- **Exercise**:
Could you reproduce every entry as it stands, leaving the pictures behind?

- **Excerpted records**:
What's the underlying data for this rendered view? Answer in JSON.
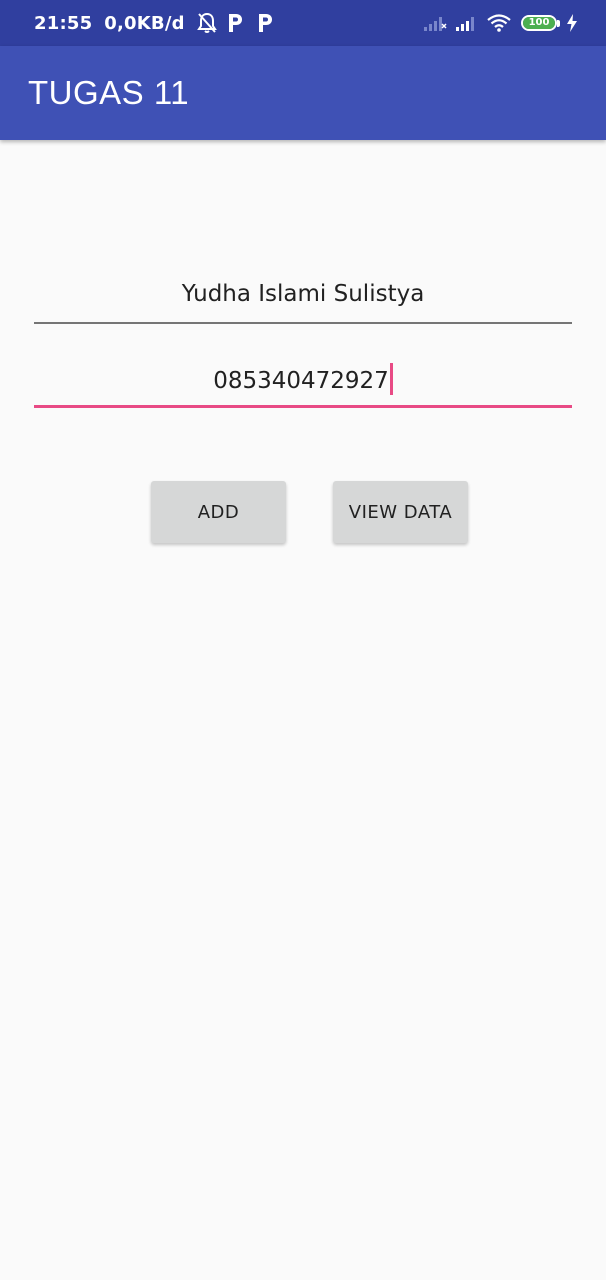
{
  "status_bar": {
    "time": "21:55",
    "network_speed": "0,0KB/d",
    "notification_icons": [
      "bell-off-icon",
      "parking-p-icon",
      "parking-p-icon"
    ],
    "system_icons": [
      "signal-no-service-icon",
      "signal-icon",
      "wifi-icon",
      "battery-icon",
      "charging-bolt-icon"
    ],
    "battery_level": "100",
    "battery_color": "#4caf50",
    "color": "#303f9f"
  },
  "app_bar": {
    "title": "TUGAS 11",
    "color": "#3f51b5"
  },
  "form": {
    "name_value": "Yudha Islami Sulistya",
    "phone_value": "085340472927",
    "accent_color": "#e84a85"
  },
  "buttons": {
    "add_label": "ADD",
    "view_data_label": "VIEW DATA"
  }
}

- **Solution**:
What's the underlying data for this rendered view? Answer in JSON.
{
  "status_bar": {
    "time": "21:55",
    "network_speed": "0,0KB/d",
    "notification_icons": [
      "bell-off-icon",
      "parking-p-icon",
      "parking-p-icon"
    ],
    "system_icons": [
      "signal-no-service-icon",
      "signal-icon",
      "wifi-icon",
      "battery-icon",
      "charging-bolt-icon"
    ],
    "battery_level": "100",
    "battery_color": "#4caf50",
    "color": "#303f9f"
  },
  "app_bar": {
    "title": "TUGAS 11",
    "color": "#3f51b5"
  },
  "form": {
    "name_value": "Yudha Islami Sulistya",
    "phone_value": "085340472927",
    "accent_color": "#e84a85"
  },
  "buttons": {
    "add_label": "ADD",
    "view_data_label": "VIEW DATA"
  }
}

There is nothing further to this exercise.